◆ THE TASK
Would you write out the entries again, exactly as they are, but without images?

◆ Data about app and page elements
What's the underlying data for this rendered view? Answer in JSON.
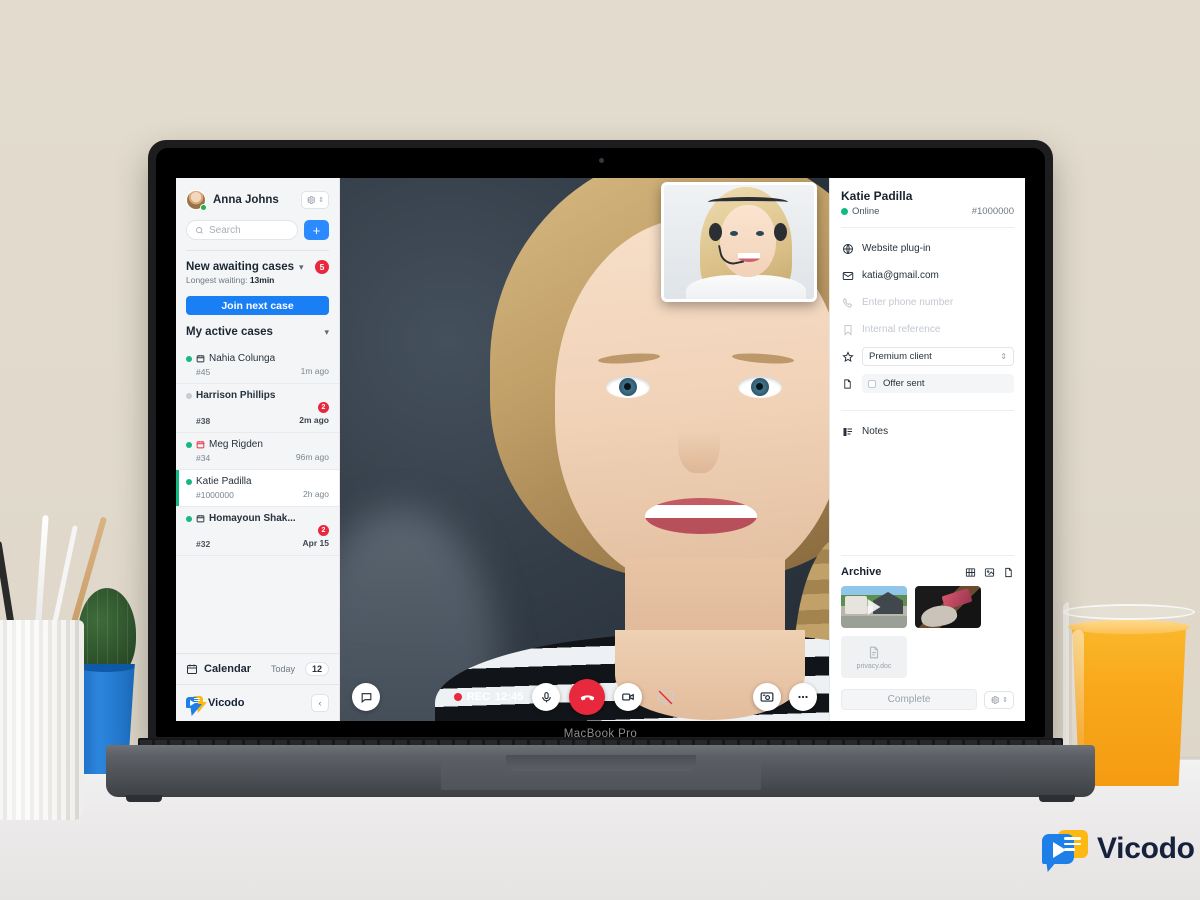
{
  "scene": {
    "device_label": "MacBook Pro",
    "brand": {
      "name": "Vicodo",
      "blue": "#1f7fe8",
      "yellow": "#fdb913",
      "text_color": "#16213c"
    }
  },
  "sidebar": {
    "user": {
      "name": "Anna Johns",
      "status": "online"
    },
    "settings_button_icon": "gear-icon",
    "search": {
      "placeholder": "Search",
      "value": ""
    },
    "add_button_label": "+",
    "awaiting": {
      "title": "New awaiting cases",
      "count": "5",
      "longest_label": "Longest waiting:",
      "longest_value": "13min",
      "join_button": "Join next case"
    },
    "active_section_title": "My active cases",
    "cases": [
      {
        "name": "Nahia Colunga",
        "id": "#45",
        "time": "1m ago",
        "presence": "#13b981",
        "icon": "calendar-icon",
        "unread": "",
        "bold": false,
        "active": false
      },
      {
        "name": "Harrison Phillips",
        "id": "#38",
        "time": "2m ago",
        "presence": "#c7ccd2",
        "icon": "",
        "unread": "2",
        "bold": true,
        "active": false
      },
      {
        "name": "Meg Rigden",
        "id": "#34",
        "time": "96m ago",
        "presence": "#13b981",
        "icon": "calendar-alert-icon",
        "unread": "",
        "bold": false,
        "active": false
      },
      {
        "name": "Katie Padilla",
        "id": "#1000000",
        "time": "2h ago",
        "presence": "#13b981",
        "icon": "",
        "unread": "",
        "bold": false,
        "active": true
      },
      {
        "name": "Homayoun Shak...",
        "id": "#32",
        "time": "Apr 15",
        "presence": "#13b981",
        "icon": "calendar-icon",
        "unread": "2",
        "bold": true,
        "active": false
      }
    ],
    "calendar": {
      "label": "Calendar",
      "today_label": "Today",
      "count": "12",
      "icon": "calendar-icon"
    },
    "footer": {
      "brand": "Vicodo",
      "collapse_icon": "chevron-left-icon"
    }
  },
  "call": {
    "recording_label": "REC",
    "timer": "12:45",
    "controls": [
      {
        "name": "chat-button",
        "icon": "chat-bubble-icon"
      },
      {
        "name": "microphone-button",
        "icon": "microphone-icon"
      },
      {
        "name": "end-call-button",
        "icon": "hangup-icon"
      },
      {
        "name": "camera-button",
        "icon": "video-camera-icon"
      },
      {
        "name": "screen-share-button",
        "icon": "screen-share-off-icon"
      },
      {
        "name": "snapshot-button",
        "icon": "snapshot-icon"
      },
      {
        "name": "more-options-button",
        "icon": "ellipsis-icon"
      }
    ],
    "self_view": {
      "label": "self-view",
      "presence": "agent with headset"
    }
  },
  "panel": {
    "client_name": "Katie Padilla",
    "status": "Online",
    "client_id": "#1000000",
    "fields": [
      {
        "icon": "globe-icon",
        "value": "Website plug-in",
        "placeholder": false
      },
      {
        "icon": "envelope-icon",
        "value": "katia@gmail.com",
        "placeholder": false
      },
      {
        "icon": "phone-icon",
        "value": "Enter phone number",
        "placeholder": true
      },
      {
        "icon": "bookmark-icon",
        "value": "Internal reference",
        "placeholder": true
      }
    ],
    "select_field": {
      "icon": "star-icon",
      "value": "Premium client"
    },
    "check_field": {
      "icon": "document-icon",
      "label": "Offer sent",
      "checked": false
    },
    "notes": {
      "icon": "notes-icon",
      "label": "Notes"
    },
    "archive": {
      "title": "Archive",
      "icons": [
        "film-icon",
        "image-icon",
        "document-icon"
      ],
      "items": [
        {
          "type": "video",
          "label": "house-video"
        },
        {
          "type": "image",
          "label": "desk-photo"
        },
        {
          "type": "file",
          "label": "privacy.doc"
        }
      ]
    },
    "footer": {
      "complete_label": "Complete",
      "settings_icon": "gear-icon"
    }
  }
}
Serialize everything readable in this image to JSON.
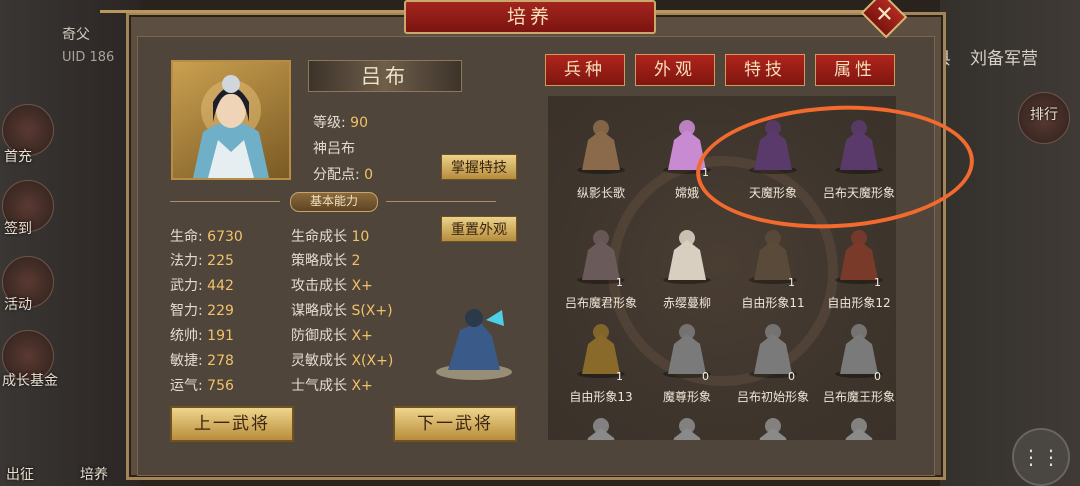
{
  "title": "培养",
  "close_icon": "close-icon",
  "background": {
    "player_name": "奇父",
    "uid": "UID 186",
    "right_tabs": [
      "县",
      "刘备军营"
    ],
    "left_side_buttons": [
      "首充",
      "签到",
      "活动",
      "成长基金"
    ],
    "bottom_left_buttons": [
      "出征",
      "培养"
    ],
    "right_side_buttons": [
      "排行"
    ],
    "bottom_right_icon": "more-icon"
  },
  "hero": {
    "name": "吕布",
    "level_label": "等级:",
    "level": "90",
    "title": "神吕布",
    "points_label": "分配点:",
    "points": "0"
  },
  "buttons": {
    "master_skill": "掌握特技",
    "reset_look": "重置外观",
    "prev": "上一武将",
    "next": "下一武将"
  },
  "section_title": "基本能力",
  "stats_left": [
    {
      "label": "生命:",
      "value": "6730"
    },
    {
      "label": "法力:",
      "value": "225"
    },
    {
      "label": "武力:",
      "value": "442"
    },
    {
      "label": "智力:",
      "value": "229"
    },
    {
      "label": "统帅:",
      "value": "191"
    },
    {
      "label": "敏捷:",
      "value": "278"
    },
    {
      "label": "运气:",
      "value": "756"
    }
  ],
  "stats_right": [
    {
      "label": "生命成长",
      "value": "10"
    },
    {
      "label": "策略成长",
      "value": "2"
    },
    {
      "label": "攻击成长",
      "value": "X+"
    },
    {
      "label": "谋略成长",
      "value": "S(X+)"
    },
    {
      "label": "防御成长",
      "value": "X+"
    },
    {
      "label": "灵敏成长",
      "value": "X(X+)"
    },
    {
      "label": "士气成长",
      "value": "X+"
    }
  ],
  "tabs": [
    "兵种",
    "外观",
    "特技",
    "属性"
  ],
  "skins": [
    {
      "label": "纵影长歌",
      "count": "",
      "color": "#8a6a4a"
    },
    {
      "label": "嫦娥",
      "count": "1",
      "color": "#c88ad0"
    },
    {
      "label": "天魔形象",
      "count": "",
      "color": "#5a3a6a"
    },
    {
      "label": "吕布天魔形象",
      "count": "",
      "color": "#5a3a6a"
    },
    {
      "label": "吕布魔君形象",
      "count": "1",
      "color": "#6a5a5a"
    },
    {
      "label": "赤缨蔓柳",
      "count": "",
      "color": "#d8cfc0"
    },
    {
      "label": "自由形象11",
      "count": "1",
      "color": "#5a4a3a"
    },
    {
      "label": "自由形象12",
      "count": "1",
      "color": "#7a3a2a"
    },
    {
      "label": "自由形象13",
      "count": "1",
      "color": "#8a6a2a"
    },
    {
      "label": "魔尊形象",
      "count": "0",
      "color": "#7a7a7a"
    },
    {
      "label": "吕布初始形象",
      "count": "0",
      "color": "#7a7a7a"
    },
    {
      "label": "吕布魔王形象",
      "count": "0",
      "color": "#7a7a7a"
    },
    {
      "label": "",
      "count": "",
      "color": "#8a8a8a"
    },
    {
      "label": "",
      "count": "",
      "color": "#8a8a8a"
    },
    {
      "label": "",
      "count": "",
      "color": "#8a8a8a"
    },
    {
      "label": "",
      "count": "",
      "color": "#8a8a8a"
    }
  ]
}
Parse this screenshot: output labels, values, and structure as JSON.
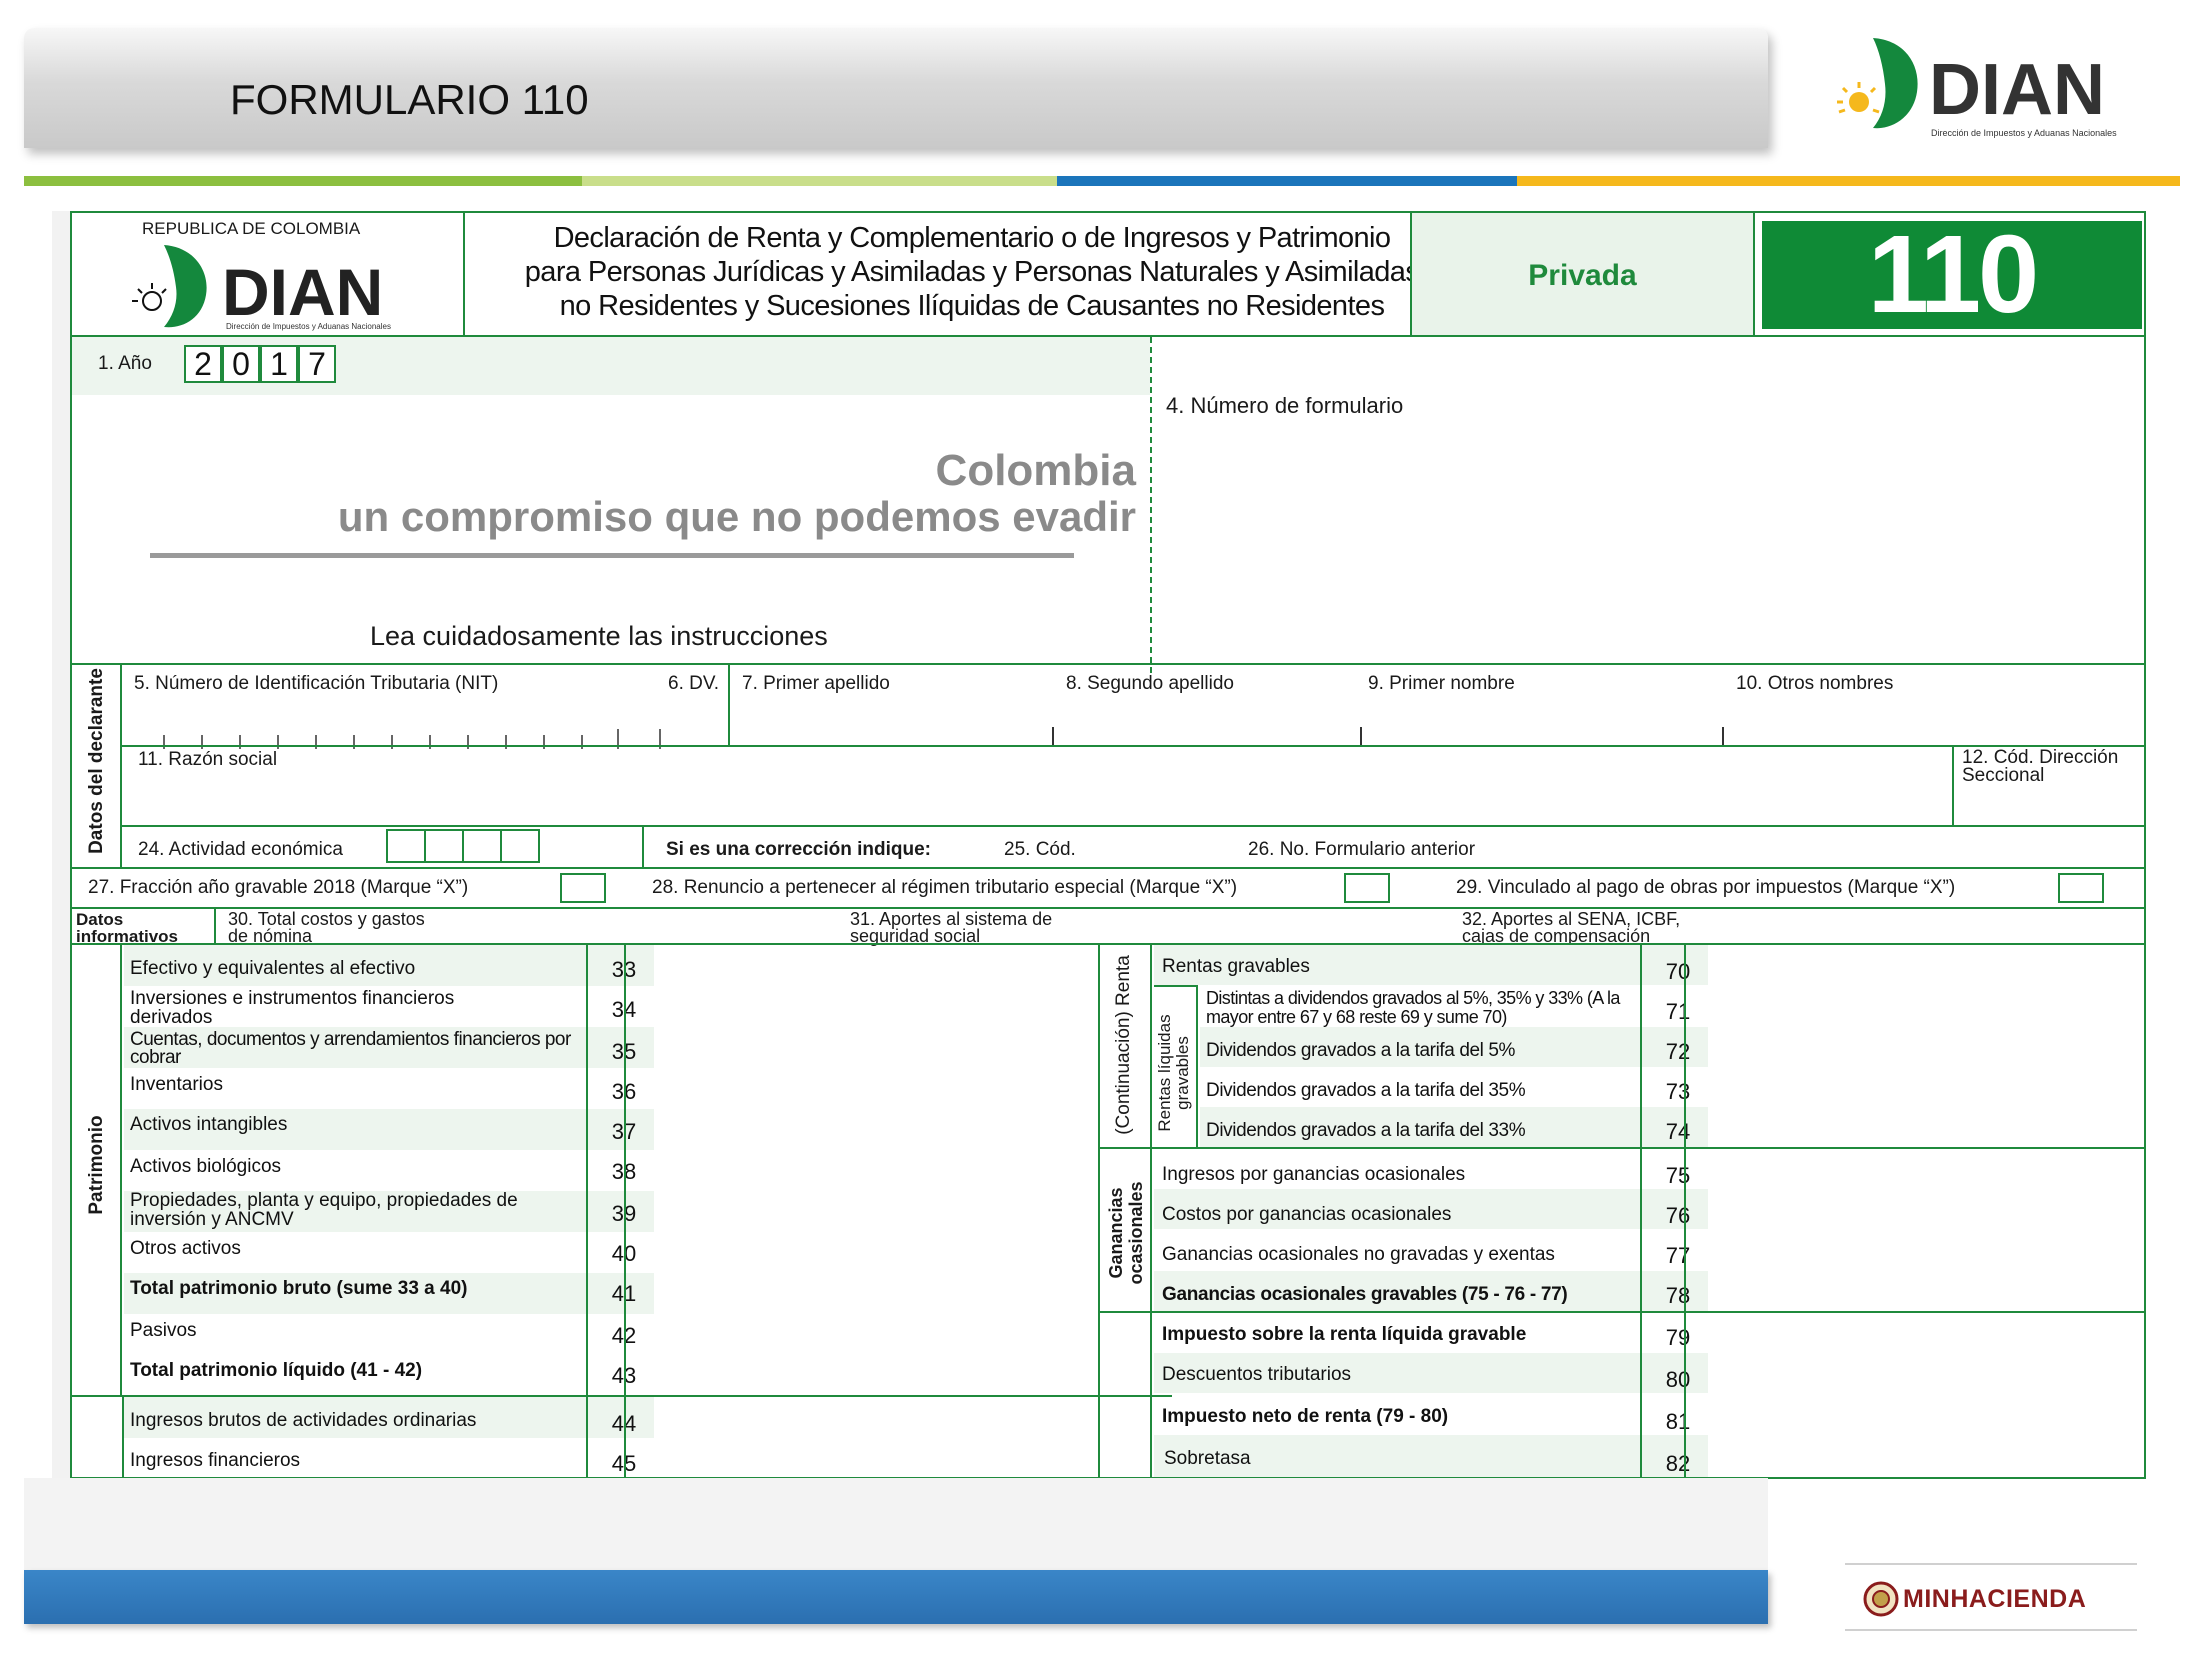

◆ EXERCISE RESPONSE
What's the underlying data for this rendered view? Answer in JSON.
{
  "scene": {
    "device_label": "MacBook Pro",
    "brand": {
      "name": "Vicodo",
      "blue": "#1f7fe8",
      "yellow": "#fdb913",
      "text_color": "#16213c"
    }
  },
  "sidebar": {
    "user": {
      "name": "Anna Johns",
      "status": "online"
    },
    "settings_button_icon": "gear-icon",
    "search": {
      "placeholder": "Search",
      "value": ""
    },
    "add_button_label": "+",
    "awaiting": {
      "title": "New awaiting cases",
      "count": "5",
      "longest_label": "Longest waiting:",
      "longest_value": "13min",
      "join_button": "Join next case"
    },
    "active_section_title": "My active cases",
    "cases": [
      {
        "name": "Nahia Colunga",
        "id": "#45",
        "time": "1m ago",
        "presence": "#13b981",
        "icon": "calendar-icon",
        "unread": "",
        "bold": false,
        "active": false
      },
      {
        "name": "Harrison Phillips",
        "id": "#38",
        "time": "2m ago",
        "presence": "#c7ccd2",
        "icon": "",
        "unread": "2",
        "bold": true,
        "active": false
      },
      {
        "name": "Meg Rigden",
        "id": "#34",
        "time": "96m ago",
        "presence": "#13b981",
        "icon": "calendar-alert-icon",
        "unread": "",
        "bold": false,
        "active": false
      },
      {
        "name": "Katie Padilla",
        "id": "#1000000",
        "time": "2h ago",
        "presence": "#13b981",
        "icon": "",
        "unread": "",
        "bold": false,
        "active": true
      },
      {
        "name": "Homayoun Shak...",
        "id": "#32",
        "time": "Apr 15",
        "presence": "#13b981",
        "icon": "calendar-icon",
        "unread": "2",
        "bold": true,
        "active": false
      }
    ],
    "calendar": {
      "label": "Calendar",
      "today_label": "Today",
      "count": "12",
      "icon": "calendar-icon"
    },
    "footer": {
      "brand": "Vicodo",
      "collapse_icon": "chevron-left-icon"
    }
  },
  "call": {
    "recording_label": "REC",
    "timer": "12:45",
    "controls": [
      {
        "name": "chat-button",
        "icon": "chat-bubble-icon"
      },
      {
        "name": "microphone-button",
        "icon": "microphone-icon"
      },
      {
        "name": "end-call-button",
        "icon": "hangup-icon"
      },
      {
        "name": "camera-button",
        "icon": "video-camera-icon"
      },
      {
        "name": "screen-share-button",
        "icon": "screen-share-off-icon"
      },
      {
        "name": "snapshot-button",
        "icon": "snapshot-icon"
      },
      {
        "name": "more-options-button",
        "icon": "ellipsis-icon"
      }
    ],
    "self_view": {
      "label": "self-view",
      "presence": "agent with headset"
    }
  },
  "panel": {
    "client_name": "Katie Padilla",
    "status": "Online",
    "client_id": "#1000000",
    "fields": [
      {
        "icon": "globe-icon",
        "value": "Website plug-in",
        "placeholder": false
      },
      {
        "icon": "envelope-icon",
        "value": "katia@gmail.com",
        "placeholder": false
      },
      {
        "icon": "phone-icon",
        "value": "Enter phone number",
        "placeholder": true
      },
      {
        "icon": "bookmark-icon",
        "value": "Internal reference",
        "placeholder": true
      }
    ],
    "select_field": {
      "icon": "star-icon",
      "value": "Premium client"
    },
    "check_field": {
      "icon": "document-icon",
      "label": "Offer sent",
      "checked": false
    },
    "notes": {
      "icon": "notes-icon",
      "label": "Notes"
    },
    "archive": {
      "title": "Archive",
      "icons": [
        "film-icon",
        "image-icon",
        "document-icon"
      ],
      "items": [
        {
          "type": "video",
          "label": "house-video"
        },
        {
          "type": "image",
          "label": "desk-photo"
        },
        {
          "type": "file",
          "label": "privacy.doc"
        }
      ]
    },
    "footer": {
      "complete_label": "Complete",
      "settings_icon": "gear-icon"
    }
  }
}
Serialize everything readable in this image to JSON.
{
  "title": "培养",
  "close_icon": "close-icon",
  "background": {
    "player_name": "奇父",
    "uid": "UID 186",
    "right_tabs": [
      "县",
      "刘备军营"
    ],
    "left_side_buttons": [
      "首充",
      "签到",
      "活动",
      "成长基金"
    ],
    "bottom_left_buttons": [
      "出征",
      "培养"
    ],
    "right_side_buttons": [
      "排行"
    ],
    "bottom_right_icon": "more-icon"
  },
  "hero": {
    "name": "吕布",
    "level_label": "等级:",
    "level": "90",
    "title": "神吕布",
    "points_label": "分配点:",
    "points": "0"
  },
  "buttons": {
    "master_skill": "掌握特技",
    "reset_look": "重置外观",
    "prev": "上一武将",
    "next": "下一武将"
  },
  "section_title": "基本能力",
  "stats_left": [
    {
      "label": "生命:",
      "value": "6730"
    },
    {
      "label": "法力:",
      "value": "225"
    },
    {
      "label": "武力:",
      "value": "442"
    },
    {
      "label": "智力:",
      "value": "229"
    },
    {
      "label": "统帅:",
      "value": "191"
    },
    {
      "label": "敏捷:",
      "value": "278"
    },
    {
      "label": "运气:",
      "value": "756"
    }
  ],
  "stats_right": [
    {
      "label": "生命成长",
      "value": "10"
    },
    {
      "label": "策略成长",
      "value": "2"
    },
    {
      "label": "攻击成长",
      "value": "X+"
    },
    {
      "label": "谋略成长",
      "value": "S(X+)"
    },
    {
      "label": "防御成长",
      "value": "X+"
    },
    {
      "label": "灵敏成长",
      "value": "X(X+)"
    },
    {
      "label": "士气成长",
      "value": "X+"
    }
  ],
  "tabs": [
    "兵种",
    "外观",
    "特技",
    "属性"
  ],
  "skins": [
    {
      "label": "纵影长歌",
      "count": "",
      "color": "#8a6a4a"
    },
    {
      "label": "嫦娥",
      "count": "1",
      "color": "#c88ad0"
    },
    {
      "label": "天魔形象",
      "count": "",
      "color": "#5a3a6a"
    },
    {
      "label": "吕布天魔形象",
      "count": "",
      "color": "#5a3a6a"
    },
    {
      "label": "吕布魔君形象",
      "count": "1",
      "color": "#6a5a5a"
    },
    {
      "label": "赤缨蔓柳",
      "count": "",
      "color": "#d8cfc0"
    },
    {
      "label": "自由形象11",
      "count": "1",
      "color": "#5a4a3a"
    },
    {
      "label": "自由形象12",
      "count": "1",
      "color": "#7a3a2a"
    },
    {
      "label": "自由形象13",
      "count": "1",
      "color": "#8a6a2a"
    },
    {
      "label": "魔尊形象",
      "count": "0",
      "color": "#7a7a7a"
    },
    {
      "label": "吕布初始形象",
      "count": "0",
      "color": "#7a7a7a"
    },
    {
      "label": "吕布魔王形象",
      "count": "0",
      "color": "#7a7a7a"
    },
    {
      "label": "",
      "count": "",
      "color": "#8a8a8a"
    },
    {
      "label": "",
      "count": "",
      "color": "#8a8a8a"
    },
    {
      "label": "",
      "count": "",
      "color": "#8a8a8a"
    },
    {
      "label": "",
      "count": "",
      "color": "#8a8a8a"
    }
  ]
}
Parse this screenshot: output labels, values, and structure as JSON.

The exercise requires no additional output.